Connecticut Blue Laws

“Blue Laws” were laws Puritans passed to govern morality. Some of these laws remained on the books even into the 20th century– for instance, the 1965 Supreme Court decision in Griswold v. Connecticut, overturned Connecticut’s ban on access to contraception for married couples. Blue Laws legislated against public diplays of affection and other sorts of behavior that in our modern society would not be subject to legal penalty. These laws, enacted by the people of the “Dominion of New Haven,” became known as the blue laws because, according to legend, they were printed on blue paper. The real reason is obscure. Sometimes that’s just the way it is.

“Blue Laws” of New Haven

The governor and magistrates convened in general assembly are the supreme power, under god, of the independent dominion.

From the determination of the assembly no appeal shall be made.

No one shall be a freeman or have a vote unless he is converted and a member of one of the churches allowed in the dominion.

Each freeman shall swear by the blessed God to bear true allegiance to this dominion and that Jesus is the only king.

No dissenter from the essential worship of this dominion shall be allowed to give a vote for electing of magistrates or any officer.

No food or lodging shall be offered to a heretic.


No one shall cross a river on the Sabbath but authorized clergymen.

No one shall travel, cook victuals, make beds, sweep houses, cut hair, or shave on the Sabbath Day.

No one shall kiss his or her children on the Sabbath or feasting days.

The Sabbath Day shall begin at sunset Saturday.

Whoever wears clothes trimmed with gold, silver, or bone lace above one shilling per yard shall be presented by the grand jurors and the selectmen shall tax the estate 300 pounds.

Whoever brings cards or dice into the dominion shall pay a fine of 5 pounds.

No one shall eat mince pies, dance, play cards, or play any instrument of music except the drum, trumpet, or jewsharp.

A man who strikes his wife shall be fined 10 pounds.

A woman who strikes her husband shall be punished as the law directs.

No man shall court a maid in person or by letter without obtaining the consent of her parents; 5 pounds penalty for the first offense; 10 pounds for the second, and for the third imprisonment during the pleasure of the court.

3 responses to this post.

  1. Posted by freakinawesome on August 29, 2006 at 7:51 pm

    I think some of these laws are ridiculous. I don’t think they considered the verse in Revelation about binding where God has not bound when they made up these laws.

  2. Posted by The Last Hope on August 18, 2009 at 6:31 pm
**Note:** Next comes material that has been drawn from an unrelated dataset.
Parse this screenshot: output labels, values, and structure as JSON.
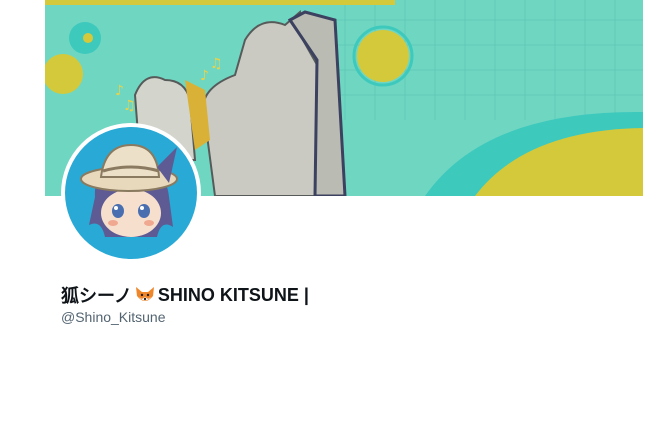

    I don’t think I would make it in New Haven.

    And what is this about a husband paying 10 pounds for smacking around his wife, but when a woman does it there is some unmentioned, probably horrifying, punishment directed by law.…Sexist

  3. Posted by Darla&Drusilla on August 22, 2010 at 12:55 pm

    The one about the courting was pretty hilarious.

Comments are closed.

%d bloggers like this: